The former Lancashire detective, now Police Commissioner in the Cayman Islands, was hailed by locals as a crimefighting champion after he captured three suspected robbers single-handed on New Year’s Day – hours after being awarded the MBE.

But now it has been revealed Mr Baines, 53, is being 
investigated by his own force for the way he ran over one of the men and pinned the other two against a fence with his car.

The injured man, who has since appeared in court on a hospital stretcher, is said to have suffered multiple injuries after being crushed under the police chief’s unmarked vehicle. It took rescue worker two hours to free him.

Almost three months after the arrest, suspect Jonathan Ramoon, 35, is still reported to be receiving treatment for injuries to both legs, hip, upper body and arm.

In his last court appearance two weeks ago, he arrived for the hearing in a wheelchair to answer charges of robbery and possessing a firearm.

A source in the Caribbean paradise told the Lancashire Evening Post an internal investigation was “normal procedure” in such 
cases where a suspect suffers injury 
during an arrest or a period of 

But there are now claims the police may not have 
followed the usual protocol in Commissioner Baines’s case because he was not breath-tested at the time.

The drama unfolded at breakfast-time on January 1 as the off-duty commissioner was sitting in his Chevrolet 4x4 vehicle on the quayside of the capital George Town, waiting for the arrival of an old friend from Preston, former Det Supt Bob Helm, on a cruise ship.

Mr Baines sprang into action when he saw three men flee from the jewellery store opposite, one of them carrying a handgun.

As they jumped into a getaway car, the chief crashed his vehicle into it to block their escape.

When they leapt from the vehicle and tried to escape on foot he gave chase in his car, trapping two of them against a fence until passersby could help him make an arrest.

“I did my job – it’s as simple as that,” said Mr Baines, as witnesses congratulated their hero police chief with an impromptu round of applause in the street. “I only did what I would expect any officer of the Royal Cayman Islands Police Service to do.

“I went after them and hit two of the guys up against the fence. The third one somehow slipped beneath my car and was trapped. I am told he’s OK, nothing life-threatening.”

The Preston-born cop took up the role of Commissioner in 2009 after a distinguished 31-year police career in the North of England.

He began as a cadet with Lancashire as a 16-year-old and moved into CID six years later.

He became a chief inspector, working in Special Branch and in counter-terrorism before joining Greater Manchester Police.

He joined Cheshire Constabulary in 2005 as assistant chief constable.

Commissioner Baines had his four-year contract in the Cayman Islands renewed in April last year.

The chief has publicly commented that the use of force by any police officer has to be necessary, justified and proportionate, whatever the context and circumstances.

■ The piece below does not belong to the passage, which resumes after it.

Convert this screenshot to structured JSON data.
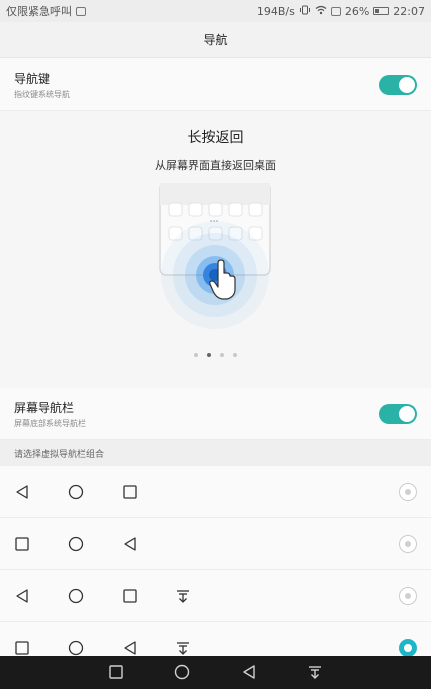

As a result, he said, he was assisting the investigating and would continue to do so until a decision has been made about whether or not the force he used was proportionate.